Data records:
= = = =
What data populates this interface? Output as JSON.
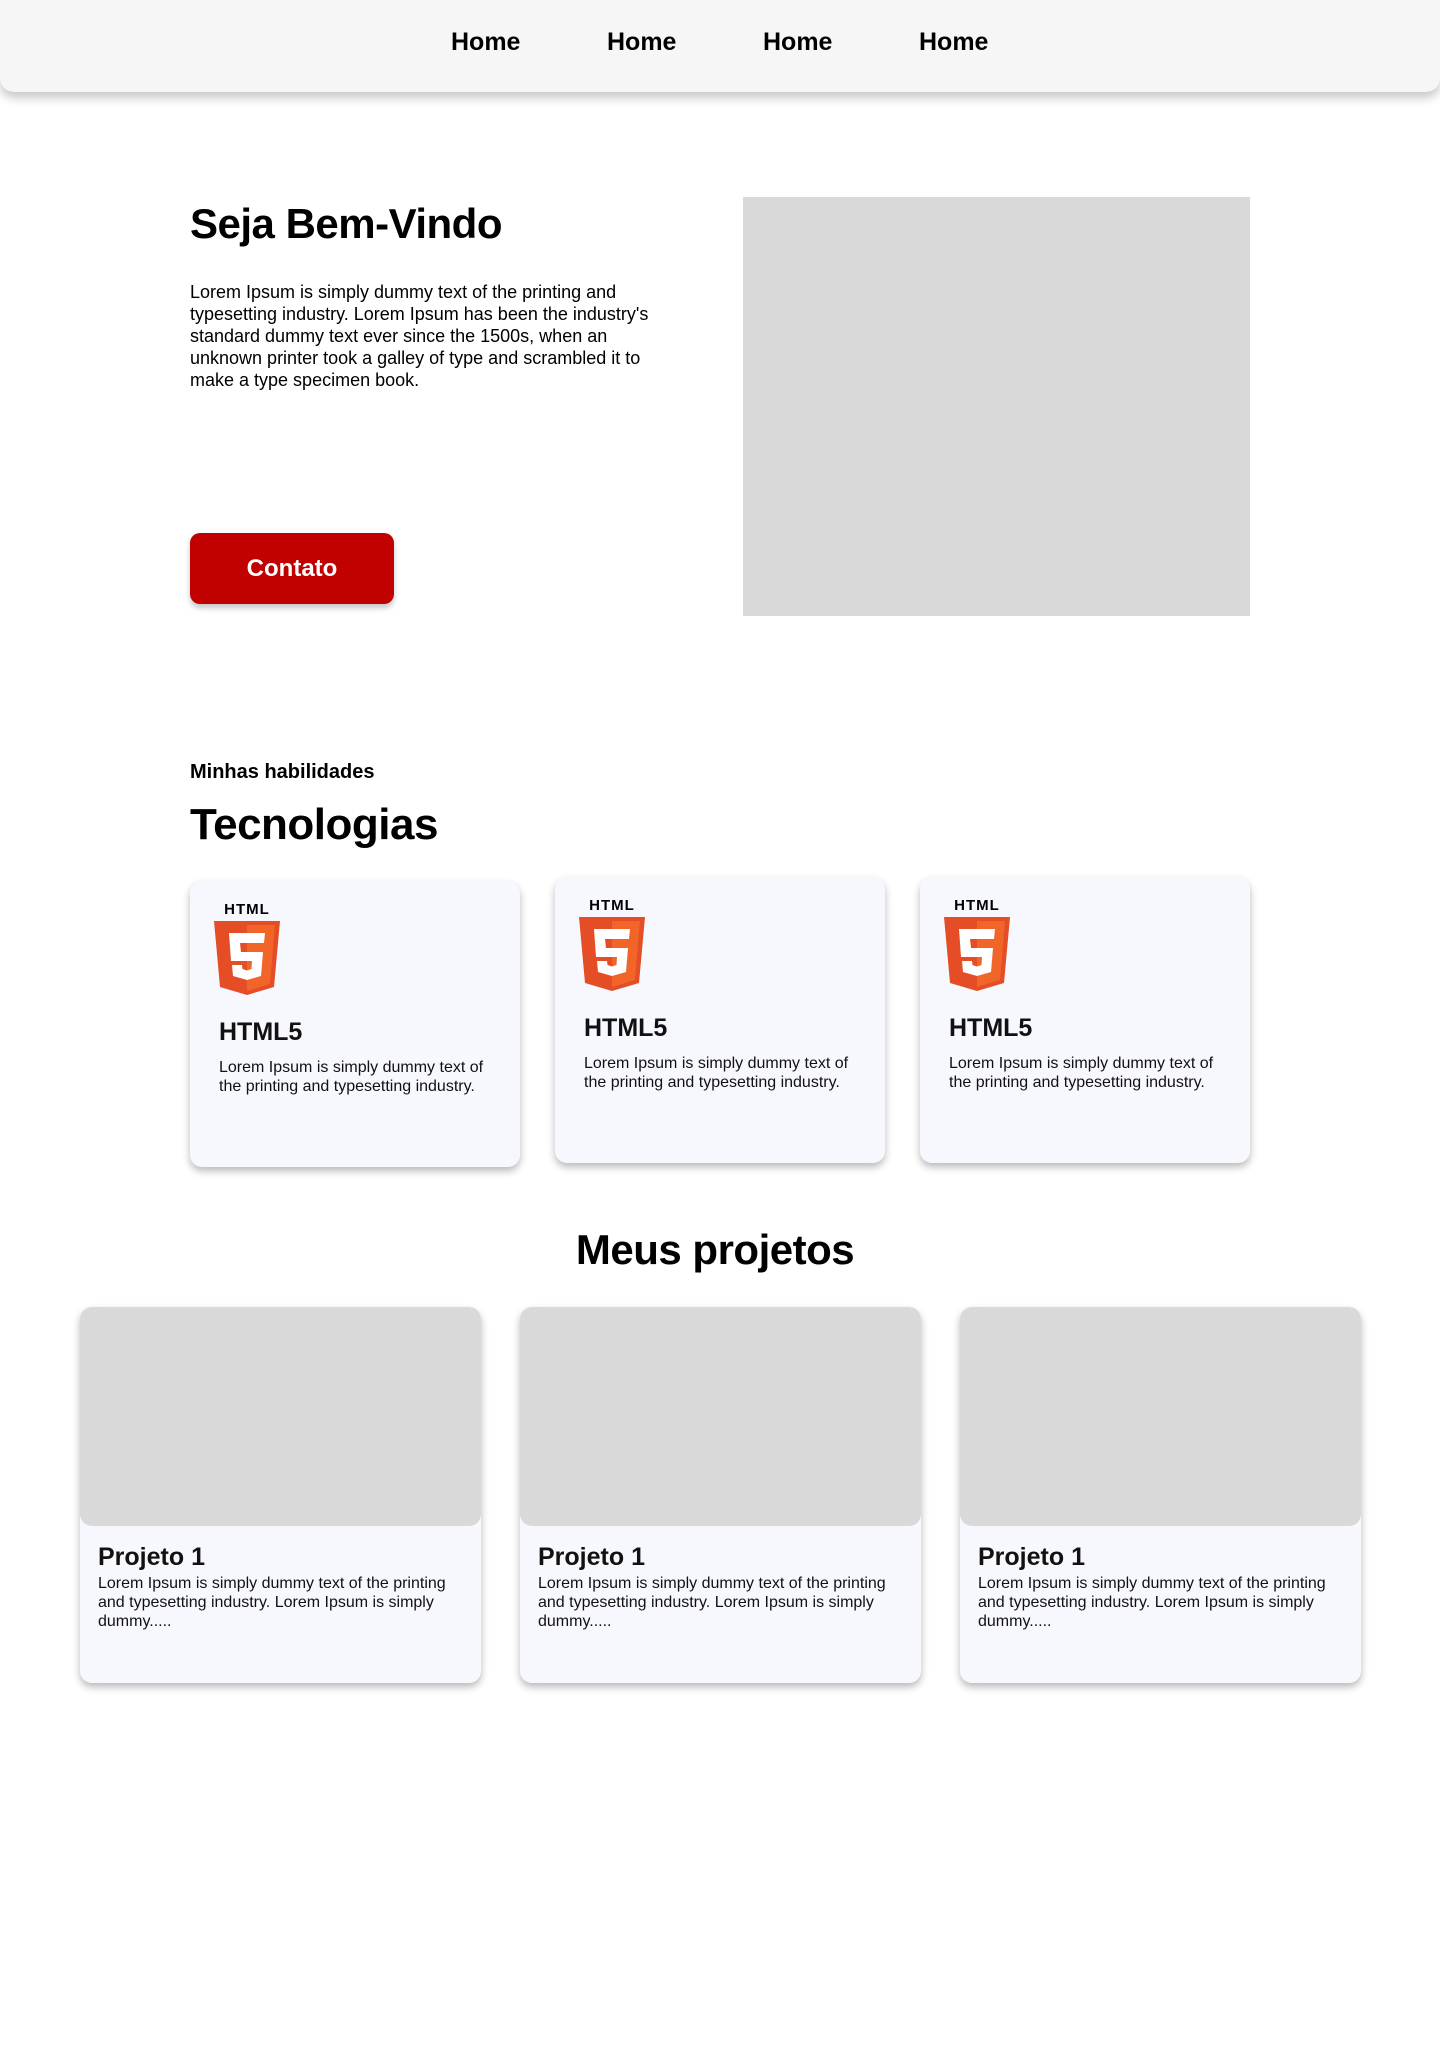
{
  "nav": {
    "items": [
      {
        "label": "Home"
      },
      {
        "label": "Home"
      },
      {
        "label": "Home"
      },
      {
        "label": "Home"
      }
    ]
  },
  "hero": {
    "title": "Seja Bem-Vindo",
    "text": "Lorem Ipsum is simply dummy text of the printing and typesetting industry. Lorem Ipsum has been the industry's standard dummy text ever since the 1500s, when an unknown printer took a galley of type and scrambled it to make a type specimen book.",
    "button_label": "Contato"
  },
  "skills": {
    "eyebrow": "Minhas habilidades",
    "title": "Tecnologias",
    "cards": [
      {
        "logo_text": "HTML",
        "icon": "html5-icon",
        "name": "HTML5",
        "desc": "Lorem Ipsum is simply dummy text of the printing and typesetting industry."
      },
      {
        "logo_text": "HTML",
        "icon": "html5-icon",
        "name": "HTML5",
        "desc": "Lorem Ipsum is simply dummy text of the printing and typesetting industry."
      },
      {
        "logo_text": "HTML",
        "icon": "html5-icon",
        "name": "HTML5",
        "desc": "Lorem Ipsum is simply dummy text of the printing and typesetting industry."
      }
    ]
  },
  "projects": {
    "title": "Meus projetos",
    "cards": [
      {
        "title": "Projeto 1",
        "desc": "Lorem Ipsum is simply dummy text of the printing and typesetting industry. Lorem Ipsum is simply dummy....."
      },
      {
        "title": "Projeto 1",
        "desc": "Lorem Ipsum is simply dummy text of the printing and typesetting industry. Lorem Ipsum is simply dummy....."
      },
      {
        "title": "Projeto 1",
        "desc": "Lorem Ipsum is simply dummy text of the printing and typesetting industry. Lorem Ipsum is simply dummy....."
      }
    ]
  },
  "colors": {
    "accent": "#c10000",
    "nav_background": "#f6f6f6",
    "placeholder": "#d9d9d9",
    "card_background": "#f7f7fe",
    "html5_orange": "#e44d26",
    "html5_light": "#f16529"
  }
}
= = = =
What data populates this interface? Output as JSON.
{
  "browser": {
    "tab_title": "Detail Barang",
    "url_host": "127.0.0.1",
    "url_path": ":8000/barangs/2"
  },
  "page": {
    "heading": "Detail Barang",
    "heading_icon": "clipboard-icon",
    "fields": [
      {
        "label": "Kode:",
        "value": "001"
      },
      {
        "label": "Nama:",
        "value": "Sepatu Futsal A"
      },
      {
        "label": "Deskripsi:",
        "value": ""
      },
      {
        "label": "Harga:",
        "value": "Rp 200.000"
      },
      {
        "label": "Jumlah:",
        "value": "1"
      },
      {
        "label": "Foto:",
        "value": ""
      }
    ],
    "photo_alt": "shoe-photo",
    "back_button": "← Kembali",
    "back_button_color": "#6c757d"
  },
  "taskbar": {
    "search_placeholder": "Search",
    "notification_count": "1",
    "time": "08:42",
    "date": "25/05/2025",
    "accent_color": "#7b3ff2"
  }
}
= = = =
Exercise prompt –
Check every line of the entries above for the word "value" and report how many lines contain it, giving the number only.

Response area –
6